Through the entire length of the movie we see Adjetey Anang and Lydia Forson in every scene but we never get tired of their presence on screen. The story progresses at a decent pace so it makes it easy to forget that we’ve been on the journey with them right from the start. The dialogue from our two leads did well to give us more details into the backstory that led to them finding themselves chasing after trains.
This period drama sits comfortably in the comedy genre. Not to say that this film was overly humorous and would leave you rolling on the floor with laughter, but the intent to make you laugh is clear right from the start and it’s very pleasurable.
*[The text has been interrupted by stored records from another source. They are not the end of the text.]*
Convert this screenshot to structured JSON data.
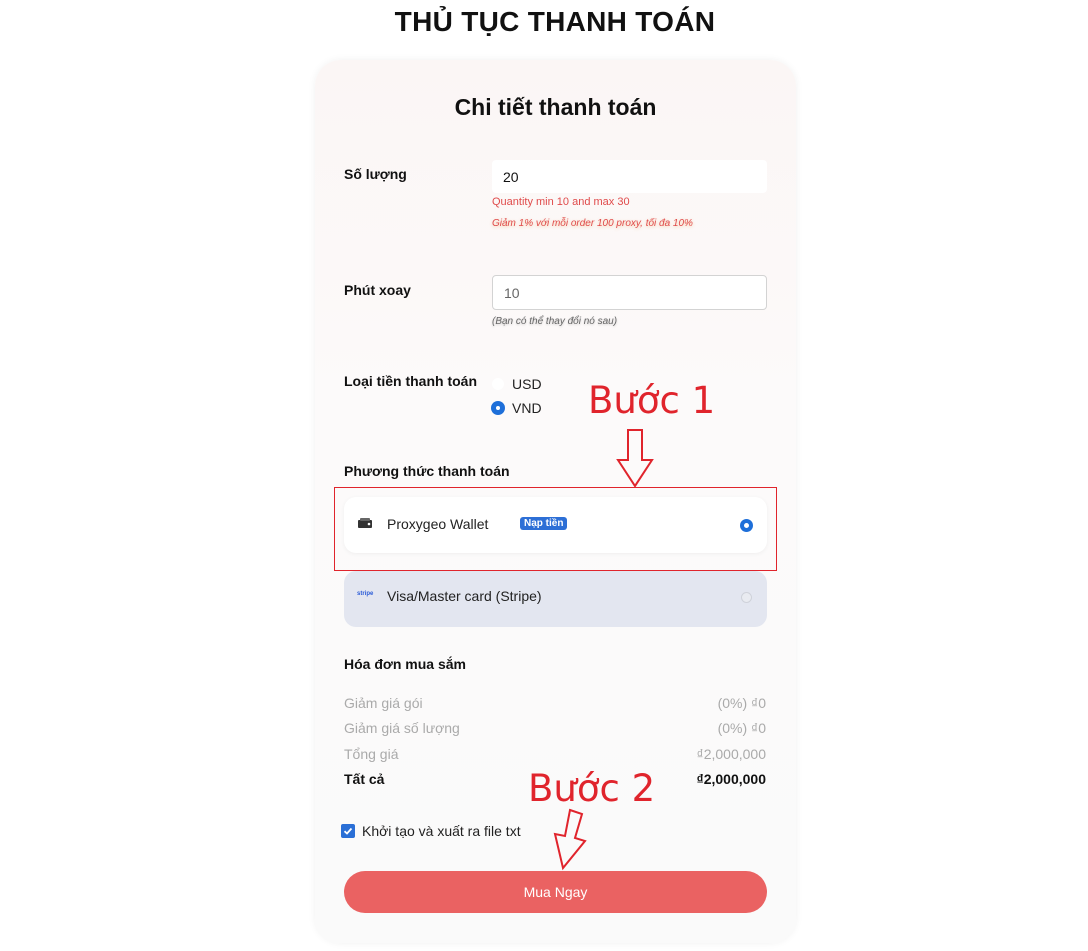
{
  "page": {
    "title": "THỦ TỤC THANH TOÁN"
  },
  "card": {
    "title": "Chi tiết thanh toán"
  },
  "quantity": {
    "label": "Số lượng",
    "value": "20",
    "hint": "Quantity min 10 and max 30",
    "discount_hint": "Giảm 1% với mỗi order 100 proxy, tối đa 10%"
  },
  "rotate": {
    "label": "Phút xoay",
    "value": "10",
    "hint": "(Bạn có thể thay đổi nó sau)"
  },
  "currency": {
    "label": "Loại tiền thanh toán",
    "options": [
      {
        "label": "USD",
        "selected": false
      },
      {
        "label": "VND",
        "selected": true
      }
    ]
  },
  "payment": {
    "label": "Phương thức thanh toán",
    "options": [
      {
        "name": "Proxygeo Wallet",
        "badge": "Nạp tiền",
        "icon": "wallet-icon",
        "icon_text": "",
        "selected": true
      },
      {
        "name": "Visa/Master card (Stripe)",
        "badge": "",
        "icon": "stripe-icon",
        "icon_text": "stripe",
        "selected": false
      }
    ]
  },
  "invoice": {
    "title": "Hóa đơn mua sắm",
    "rows": [
      {
        "label": "Giảm giá gói",
        "value": "(0%) ₫0"
      },
      {
        "label": "Giảm giá số lượng",
        "value": "(0%) ₫0"
      },
      {
        "label": "Tổng giá",
        "value": "₫2,000,000"
      },
      {
        "label": "Tất cả",
        "value": "₫2,000,000"
      }
    ]
  },
  "export": {
    "label": "Khởi tạo và xuất ra file txt",
    "checked": true
  },
  "buy_button": {
    "label": "Mua Ngay"
  },
  "annotations": {
    "step1": "Bước 1",
    "step2": "Bước 2",
    "color": "#e0242c"
  },
  "colors": {
    "accent": "#1e6fd9",
    "buy": "#ea6262",
    "error": "#e04b4b"
  }
}
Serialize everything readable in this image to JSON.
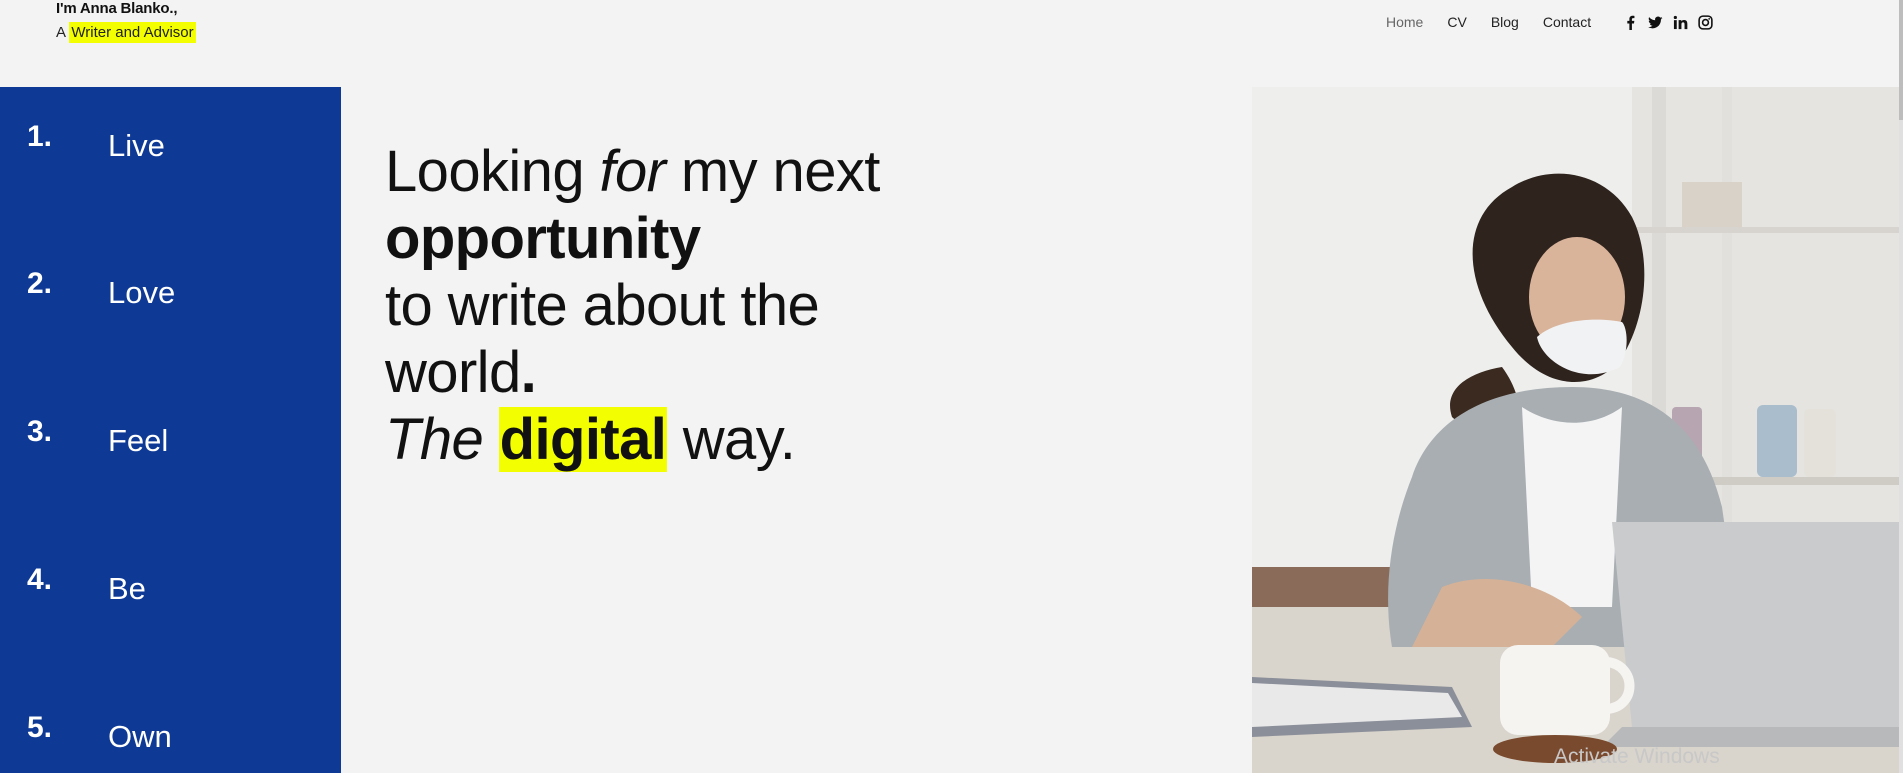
{
  "brand": {
    "name": "I'm Anna Blanko.,",
    "prefix": "A",
    "tagline": "Writer and Advisor"
  },
  "nav": {
    "links": [
      "Home",
      "CV",
      "Blog",
      "Contact"
    ],
    "active": "Home",
    "social_icons": [
      "facebook-icon",
      "twitter-icon",
      "linkedin-icon",
      "instagram-icon"
    ]
  },
  "sidebar": {
    "items": [
      {
        "num": "1.",
        "label": "Live"
      },
      {
        "num": "2.",
        "label": "Love"
      },
      {
        "num": "3.",
        "label": "Feel"
      },
      {
        "num": "4.",
        "label": "Be"
      },
      {
        "num": "5.",
        "label": "Own"
      }
    ]
  },
  "headline": {
    "w1": "Looking",
    "w2": "for",
    "w3": "my next",
    "w4": "opportunity",
    "w5": "to write about the",
    "w6": "world",
    "w7": ".",
    "w8": "The",
    "w9": "digital",
    "w10": "way."
  },
  "watermark": "Activate Windows",
  "colors": {
    "sidebar_bg": "#0e3a96",
    "highlight": "#f3ff00",
    "page_bg": "#f3f3f3"
  }
}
You are sure to find some humor even in some of the situations that found our lead characters being serious either to avert danger or to express their state of mind.
If not anything at all, Keteke has proven that you don’t need a long list of stars to make and sell a good film. A good film begins with the story it intends to tell and sometimes it’s best to let the story speak for itself. Finding the right cast with which to tell the story should only compliment the strength of the script and the entire purpose of the film.
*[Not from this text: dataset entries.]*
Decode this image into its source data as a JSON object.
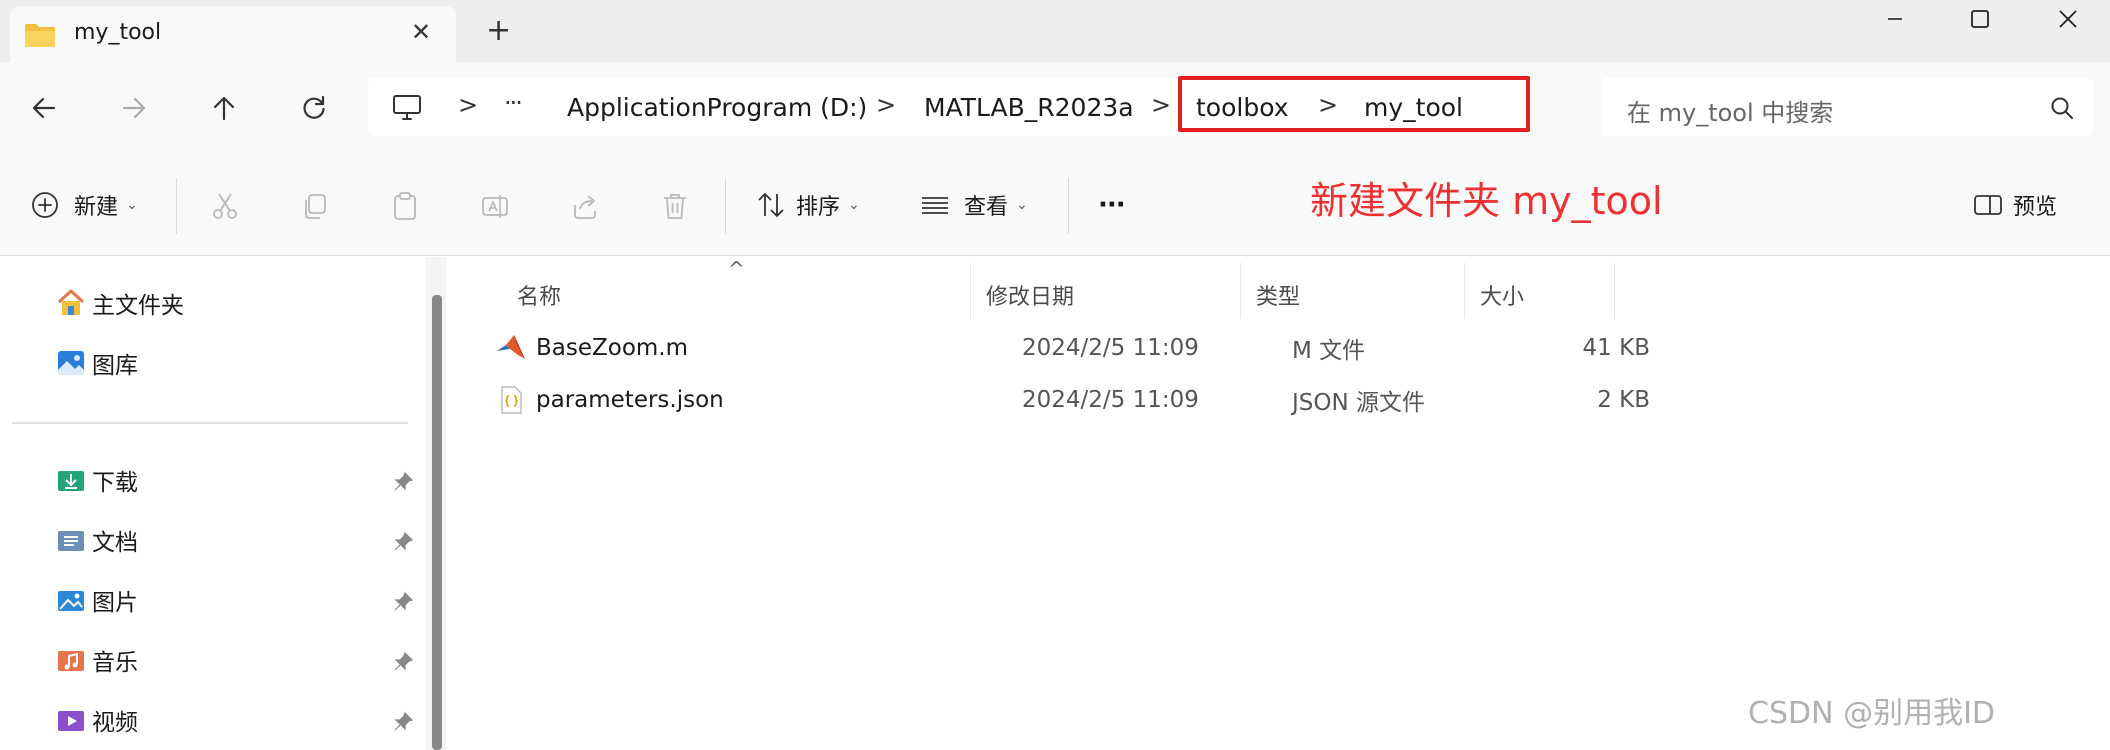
{
  "tab": {
    "title": "my_tool",
    "close_glyph": "✕",
    "new_tab_glyph": "+"
  },
  "window_controls": {
    "minimize_icon": "minimize-icon",
    "maximize_icon": "maximize-icon",
    "close_icon": "close-icon"
  },
  "nav": {
    "back_icon": "back-arrow-icon",
    "forward_icon": "forward-arrow-icon",
    "up_icon": "up-arrow-icon",
    "refresh_icon": "refresh-icon"
  },
  "breadcrumb": {
    "ellipsis": "···",
    "items": [
      "ApplicationProgram (D:)",
      "MATLAB_R2023a",
      "toolbox",
      "my_tool"
    ],
    "separator": ">"
  },
  "search": {
    "placeholder": "在 my_tool 中搜索"
  },
  "commands": {
    "new_label": "新建",
    "sort_label": "排序",
    "view_label": "查看",
    "more_label": "···",
    "preview_label": "预览",
    "caret": "⌄"
  },
  "annotation": {
    "text": "新建文件夹 my_tool",
    "color": "#ee3030"
  },
  "sidebar": {
    "items": [
      {
        "label": "主文件夹",
        "icon": "home-icon"
      },
      {
        "label": "图库",
        "icon": "gallery-icon"
      },
      {
        "label": "下载",
        "icon": "downloads-icon",
        "pinned": true
      },
      {
        "label": "文档",
        "icon": "documents-icon",
        "pinned": true
      },
      {
        "label": "图片",
        "icon": "pictures-icon",
        "pinned": true
      },
      {
        "label": "音乐",
        "icon": "music-icon",
        "pinned": true
      },
      {
        "label": "视频",
        "icon": "videos-icon",
        "pinned": true
      }
    ]
  },
  "files": {
    "columns": [
      "名称",
      "修改日期",
      "类型",
      "大小"
    ],
    "sort_indicator": "^",
    "rows": [
      {
        "name": "BaseZoom.m",
        "modified": "2024/2/5 11:09",
        "type": "M 文件",
        "size": "41 KB",
        "icon": "matlab-file-icon"
      },
      {
        "name": "parameters.json",
        "modified": "2024/2/5 11:09",
        "type": "JSON 源文件",
        "size": "2 KB",
        "icon": "json-file-icon"
      }
    ]
  },
  "watermark": "CSDN @别用我ID",
  "colors": {
    "accent": "#0067c0",
    "highlight_box": "#e02020",
    "folder": "#f3c03c"
  }
}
The choice of locations and cinematography for this film perfectly suits the scripts intent. You are made to believe in totality that Boi and Atwei are completely far away from any settlements as they struggle to catch up with the next train.
We absolutely loved the soundtrack and sound scoring for this film. The main soundtrack by Worlasi was a good mix of indigenous and contemporary styles that added a unique flavor to this film. It provided the elements of suspense, energy and intrigue that this story needed to have. Also, we acknowledge the tiny bits of visual effects used in this film. It wasn’t overdone or exaggerated in anyway yet, it’s evident how necessary they were to effectively tell certain parts of this story.
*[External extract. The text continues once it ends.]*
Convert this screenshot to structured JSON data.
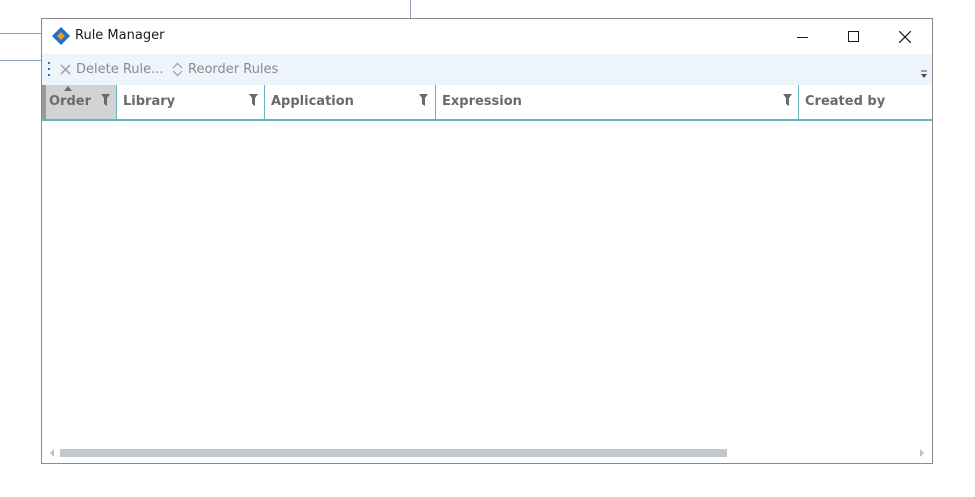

We were only disappointed that this film left us at the point that it did. We had clearly seen enough to want to see more. The journey ended just when we were thinking we had reached midway into the film. Although it was aquite a dramatic climax we just hoped we had seen a bit more of the story especially on their return home.
GhMoviefreak.com rates this film a very well earned 8.2/10 rating because it delivered on exactly what it promises…. An epic journey. This story besides being humorous packs a good measure of bravery, affection, affliction and resilience. All being character traits exhibited by our two lead characters.
Judging from the turnout at last night’s premiere and the smiles on the faces of the audience as they walked out of the cinema halls, it’s safe to conclude that you don’t always need controversial subjects to get people’s attention to come to the cinemas in their numbers to see a film. A good story is all it takes to get people’s attention. After all that’s the most important aspect of a good film and we all love a good story.
Kudos to Director Peter Sedufia and Oldfilm productions for being brave enough to try something different on their first feature film made for cinema.
Ghana needs more films like Keteke, what better way to start our 60th Independence Day anniversary than seeing a film that inspires hope in the potential of our film industry. If you haven’t seen this film yet, don’t hesitate to go see it and be prepared to enjoy this epic journey.
Do well to also share with us what you think about this movie in the comments section below.
Watch Trailer Below